* _Exercise prompt_: Please write each record out again word for word.

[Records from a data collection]
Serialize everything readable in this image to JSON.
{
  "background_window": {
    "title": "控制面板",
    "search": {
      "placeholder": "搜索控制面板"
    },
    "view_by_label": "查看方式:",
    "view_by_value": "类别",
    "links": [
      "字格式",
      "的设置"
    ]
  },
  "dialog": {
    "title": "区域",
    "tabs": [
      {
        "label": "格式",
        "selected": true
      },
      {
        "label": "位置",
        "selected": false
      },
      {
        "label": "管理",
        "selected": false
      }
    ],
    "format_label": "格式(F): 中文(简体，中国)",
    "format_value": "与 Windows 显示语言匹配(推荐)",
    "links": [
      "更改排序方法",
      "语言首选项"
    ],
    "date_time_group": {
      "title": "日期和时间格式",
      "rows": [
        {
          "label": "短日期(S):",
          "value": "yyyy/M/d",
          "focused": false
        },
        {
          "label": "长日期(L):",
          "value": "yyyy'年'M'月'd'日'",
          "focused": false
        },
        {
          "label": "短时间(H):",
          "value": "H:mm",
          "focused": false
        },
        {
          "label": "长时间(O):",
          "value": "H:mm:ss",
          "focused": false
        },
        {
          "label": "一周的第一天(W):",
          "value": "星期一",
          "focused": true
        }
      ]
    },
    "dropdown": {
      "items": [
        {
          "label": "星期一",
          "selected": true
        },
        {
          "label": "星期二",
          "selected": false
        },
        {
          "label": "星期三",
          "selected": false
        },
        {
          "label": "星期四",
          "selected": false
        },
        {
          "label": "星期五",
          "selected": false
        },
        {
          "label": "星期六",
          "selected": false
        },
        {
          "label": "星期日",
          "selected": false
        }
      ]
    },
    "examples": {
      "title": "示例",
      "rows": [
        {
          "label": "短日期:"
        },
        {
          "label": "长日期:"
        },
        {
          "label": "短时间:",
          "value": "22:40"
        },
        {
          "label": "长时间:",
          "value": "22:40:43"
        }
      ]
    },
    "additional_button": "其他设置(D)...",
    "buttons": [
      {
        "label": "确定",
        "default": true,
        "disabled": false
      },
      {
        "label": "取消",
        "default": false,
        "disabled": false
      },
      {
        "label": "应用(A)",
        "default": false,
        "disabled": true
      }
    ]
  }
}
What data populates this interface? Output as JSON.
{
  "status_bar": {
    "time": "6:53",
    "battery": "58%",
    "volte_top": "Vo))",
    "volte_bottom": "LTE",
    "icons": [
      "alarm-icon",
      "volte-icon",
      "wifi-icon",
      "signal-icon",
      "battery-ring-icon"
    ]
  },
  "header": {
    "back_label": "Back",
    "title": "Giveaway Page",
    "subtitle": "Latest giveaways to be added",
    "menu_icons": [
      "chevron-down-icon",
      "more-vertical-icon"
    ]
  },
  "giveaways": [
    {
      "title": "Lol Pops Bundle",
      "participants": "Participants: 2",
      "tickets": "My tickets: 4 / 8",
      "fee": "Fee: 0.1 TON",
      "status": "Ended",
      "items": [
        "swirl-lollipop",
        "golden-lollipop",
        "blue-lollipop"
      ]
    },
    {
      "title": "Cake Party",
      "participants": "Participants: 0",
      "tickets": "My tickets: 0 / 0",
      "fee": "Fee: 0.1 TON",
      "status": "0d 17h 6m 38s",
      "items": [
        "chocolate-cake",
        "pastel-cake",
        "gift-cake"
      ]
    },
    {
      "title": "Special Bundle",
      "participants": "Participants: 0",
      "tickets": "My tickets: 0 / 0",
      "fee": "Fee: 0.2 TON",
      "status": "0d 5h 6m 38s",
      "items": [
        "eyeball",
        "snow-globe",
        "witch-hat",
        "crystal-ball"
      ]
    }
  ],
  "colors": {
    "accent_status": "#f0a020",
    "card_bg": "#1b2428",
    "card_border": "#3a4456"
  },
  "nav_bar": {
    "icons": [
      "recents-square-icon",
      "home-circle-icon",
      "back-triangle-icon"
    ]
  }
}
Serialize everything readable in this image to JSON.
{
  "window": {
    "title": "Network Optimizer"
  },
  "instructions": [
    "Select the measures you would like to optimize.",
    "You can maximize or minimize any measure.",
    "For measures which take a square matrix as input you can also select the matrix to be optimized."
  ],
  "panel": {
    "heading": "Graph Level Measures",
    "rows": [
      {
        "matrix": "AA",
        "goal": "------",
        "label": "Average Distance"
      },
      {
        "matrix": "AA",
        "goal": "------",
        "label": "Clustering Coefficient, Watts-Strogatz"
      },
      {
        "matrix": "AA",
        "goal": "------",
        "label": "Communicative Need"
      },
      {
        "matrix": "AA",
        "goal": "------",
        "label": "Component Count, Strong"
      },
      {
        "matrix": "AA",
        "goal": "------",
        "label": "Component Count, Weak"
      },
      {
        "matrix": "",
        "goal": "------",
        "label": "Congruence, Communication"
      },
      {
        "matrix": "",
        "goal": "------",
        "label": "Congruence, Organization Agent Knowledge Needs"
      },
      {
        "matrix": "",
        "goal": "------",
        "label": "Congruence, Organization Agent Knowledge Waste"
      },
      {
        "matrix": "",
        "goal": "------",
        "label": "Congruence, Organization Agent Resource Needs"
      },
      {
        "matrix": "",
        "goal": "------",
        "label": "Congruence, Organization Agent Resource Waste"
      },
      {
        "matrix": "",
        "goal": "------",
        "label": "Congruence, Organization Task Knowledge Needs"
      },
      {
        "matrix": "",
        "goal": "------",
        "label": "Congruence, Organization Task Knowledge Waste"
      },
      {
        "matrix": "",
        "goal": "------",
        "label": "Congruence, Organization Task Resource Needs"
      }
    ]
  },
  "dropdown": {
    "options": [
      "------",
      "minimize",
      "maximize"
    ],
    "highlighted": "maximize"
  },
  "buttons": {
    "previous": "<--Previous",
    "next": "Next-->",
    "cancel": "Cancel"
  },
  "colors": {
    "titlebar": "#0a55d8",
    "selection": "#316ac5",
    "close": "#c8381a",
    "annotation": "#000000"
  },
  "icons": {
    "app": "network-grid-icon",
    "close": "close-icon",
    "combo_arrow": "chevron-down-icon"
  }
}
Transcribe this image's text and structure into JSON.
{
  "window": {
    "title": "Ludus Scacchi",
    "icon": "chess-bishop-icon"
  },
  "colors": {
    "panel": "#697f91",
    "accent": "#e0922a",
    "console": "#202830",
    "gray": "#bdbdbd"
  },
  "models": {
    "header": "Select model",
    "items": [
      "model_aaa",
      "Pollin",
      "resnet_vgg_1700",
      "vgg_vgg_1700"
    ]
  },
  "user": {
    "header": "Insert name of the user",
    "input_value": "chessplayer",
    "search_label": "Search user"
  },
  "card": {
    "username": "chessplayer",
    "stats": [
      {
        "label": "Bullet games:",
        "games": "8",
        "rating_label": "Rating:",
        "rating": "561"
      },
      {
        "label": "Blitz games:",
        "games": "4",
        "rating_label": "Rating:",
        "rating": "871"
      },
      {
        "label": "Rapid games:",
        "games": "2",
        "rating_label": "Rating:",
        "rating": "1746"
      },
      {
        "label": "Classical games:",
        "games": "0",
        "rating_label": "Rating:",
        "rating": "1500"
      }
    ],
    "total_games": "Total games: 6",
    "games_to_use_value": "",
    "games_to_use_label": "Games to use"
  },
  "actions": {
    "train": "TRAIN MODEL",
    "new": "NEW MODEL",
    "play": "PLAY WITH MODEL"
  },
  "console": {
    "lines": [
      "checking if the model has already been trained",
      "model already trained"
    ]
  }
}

* _Exercise output_:
Serialize everything readable in this image to JSON.
{
  "background_window": {
    "title": "控制面板",
    "search": {
      "placeholder": "搜索控制面板"
    },
    "view_by_label": "查看方式:",
    "view_by_value": "类别",
    "links": [
      "字格式",
      "的设置"
    ]
  },
  "dialog": {
    "title": "区域",
    "tabs": [
      {
        "label": "格式",
        "selected": true
      },
      {
        "label": "位置",
        "selected": false
      },
      {
        "label": "管理",
        "selected": false
      }
    ],
    "format_label": "格式(F): 中文(简体，中国)",
    "format_value": "与 Windows 显示语言匹配(推荐)",
    "links": [
      "更改排序方法",
      "语言首选项"
    ],
    "date_time_group": {
      "title": "日期和时间格式",
      "rows": [
        {
          "label": "短日期(S):",
          "value": "yyyy/M/d",
          "focused": false
        },
        {
          "label": "长日期(L):",
          "value": "yyyy'年'M'月'd'日'",
          "focused": false
        },
        {
          "label": "短时间(H):",
          "value": "H:mm",
          "focused": false
        },
        {
          "label": "长时间(O):",
          "value": "H:mm:ss",
          "focused": false
        },
        {
          "label": "一周的第一天(W):",
          "value": "星期一",
          "focused": true
        }
      ]
    },
    "dropdown": {
      "items": [
        {
          "label": "星期一",
          "selected": true
        },
        {
          "label": "星期二",
          "selected": false
        },
        {
          "label": "星期三",
          "selected": false
        },
        {
          "label": "星期四",
          "selected": false
        },
        {
          "label": "星期五",
          "selected": false
        },
        {
          "label": "星期六",
          "selected": false
        },
        {
          "label": "星期日",
          "selected": false
        }
      ]
    },
    "examples": {
      "title": "示例",
      "rows": [
        {
          "label": "短日期:"
        },
        {
          "label": "长日期:"
        },
        {
          "label": "短时间:",
          "value": "22:40"
        },
        {
          "label": "长时间:",
          "value": "22:40:43"
        }
      ]
    },
    "additional_button": "其他设置(D)...",
    "buttons": [
      {
        "label": "确定",
        "default": true,
        "disabled": false
      },
      {
        "label": "取消",
        "default": false,
        "disabled": false
      },
      {
        "label": "应用(A)",
        "default": false,
        "disabled": true
      }
    ]
  }
}
What data populates this interface? Output as JSON.
{
  "status_bar": {
    "time": "6:53",
    "battery": "58%",
    "volte_top": "Vo))",
    "volte_bottom": "LTE",
    "icons": [
      "alarm-icon",
      "volte-icon",
      "wifi-icon",
      "signal-icon",
      "battery-ring-icon"
    ]
  },
  "header": {
    "back_label": "Back",
    "title": "Giveaway Page",
    "subtitle": "Latest giveaways to be added",
    "menu_icons": [
      "chevron-down-icon",
      "more-vertical-icon"
    ]
  },
  "giveaways": [
    {
      "title": "Lol Pops Bundle",
      "participants": "Participants: 2",
      "tickets": "My tickets: 4 / 8",
      "fee": "Fee: 0.1 TON",
      "status": "Ended",
      "items": [
        "swirl-lollipop",
        "golden-lollipop",
        "blue-lollipop"
      ]
    },
    {
      "title": "Cake Party",
      "participants": "Participants: 0",
      "tickets": "My tickets: 0 / 0",
      "fee": "Fee: 0.1 TON",
      "status": "0d 17h 6m 38s",
      "items": [
        "chocolate-cake",
        "pastel-cake",
        "gift-cake"
      ]
    },
    {
      "title": "Special Bundle",
      "participants": "Participants: 0",
      "tickets": "My tickets: 0 / 0",
      "fee": "Fee: 0.2 TON",
      "status": "0d 5h 6m 38s",
      "items": [
        "eyeball",
        "snow-globe",
        "witch-hat",
        "crystal-ball"
      ]
    }
  ],
  "colors": {
    "accent_status": "#f0a020",
    "card_bg": "#1b2428",
    "card_border": "#3a4456"
  },
  "nav_bar": {
    "icons": [
      "recents-square-icon",
      "home-circle-icon",
      "back-triangle-icon"
    ]
  }
}
Serialize everything readable in this image to JSON.
{
  "window": {
    "title": "Network Optimizer"
  },
  "instructions": [
    "Select the measures you would like to optimize.",
    "You can maximize or minimize any measure.",
    "For measures which take a square matrix as input you can also select the matrix to be optimized."
  ],
  "panel": {
    "heading": "Graph Level Measures",
    "rows": [
      {
        "matrix": "AA",
        "goal": "------",
        "label": "Average Distance"
      },
      {
        "matrix": "AA",
        "goal": "------",
        "label": "Clustering Coefficient, Watts-Strogatz"
      },
      {
        "matrix": "AA",
        "goal": "------",
        "label": "Communicative Need"
      },
      {
        "matrix": "AA",
        "goal": "------",
        "label": "Component Count, Strong"
      },
      {
        "matrix": "AA",
        "goal": "------",
        "label": "Component Count, Weak"
      },
      {
        "matrix": "",
        "goal": "------",
        "label": "Congruence, Communication"
      },
      {
        "matrix": "",
        "goal": "------",
        "label": "Congruence, Organization Agent Knowledge Needs"
      },
      {
        "matrix": "",
        "goal": "------",
        "label": "Congruence, Organization Agent Knowledge Waste"
      },
      {
        "matrix": "",
        "goal": "------",
        "label": "Congruence, Organization Agent Resource Needs"
      },
      {
        "matrix": "",
        "goal": "------",
        "label": "Congruence, Organization Agent Resource Waste"
      },
      {
        "matrix": "",
        "goal": "------",
        "label": "Congruence, Organization Task Knowledge Needs"
      },
      {
        "matrix": "",
        "goal": "------",
        "label": "Congruence, Organization Task Knowledge Waste"
      },
      {
        "matrix": "",
        "goal": "------",
        "label": "Congruence, Organization Task Resource Needs"
      }
    ]
  },
  "dropdown": {
    "options": [
      "------",
      "minimize",
      "maximize"
    ],
    "highlighted": "maximize"
  },
  "buttons": {
    "previous": "<--Previous",
    "next": "Next-->",
    "cancel": "Cancel"
  },
  "colors": {
    "titlebar": "#0a55d8",
    "selection": "#316ac5",
    "close": "#c8381a",
    "annotation": "#000000"
  },
  "icons": {
    "app": "network-grid-icon",
    "close": "close-icon",
    "combo_arrow": "chevron-down-icon"
  }
}
Transcribe this image's text and structure into JSON.
{
  "window": {
    "title": "Ludus Scacchi",
    "icon": "chess-bishop-icon"
  },
  "colors": {
    "panel": "#697f91",
    "accent": "#e0922a",
    "console": "#202830",
    "gray": "#bdbdbd"
  },
  "models": {
    "header": "Select model",
    "items": [
      "model_aaa",
      "Pollin",
      "resnet_vgg_1700",
      "vgg_vgg_1700"
    ]
  },
  "user": {
    "header": "Insert name of the user",
    "input_value": "chessplayer",
    "search_label": "Search user"
  },
  "card": {
    "username": "chessplayer",
    "stats": [
      {
        "label": "Bullet games:",
        "games": "8",
        "rating_label": "Rating:",
        "rating": "561"
      },
      {
        "label": "Blitz games:",
        "games": "4",
        "rating_label": "Rating:",
        "rating": "871"
      },
      {
        "label": "Rapid games:",
        "games": "2",
        "rating_label": "Rating:",
        "rating": "1746"
      },
      {
        "label": "Classical games:",
        "games": "0",
        "rating_label": "Rating:",
        "rating": "1500"
      }
    ],
    "total_games": "Total games: 6",
    "games_to_use_value": "",
    "games_to_use_label": "Games to use"
  },
  "actions": {
    "train": "TRAIN MODEL",
    "new": "NEW MODEL",
    "play": "PLAY WITH MODEL"
  },
  "console": {
    "lines": [
      "checking if the model has already been trained",
      "model already trained"
    ]
  }
}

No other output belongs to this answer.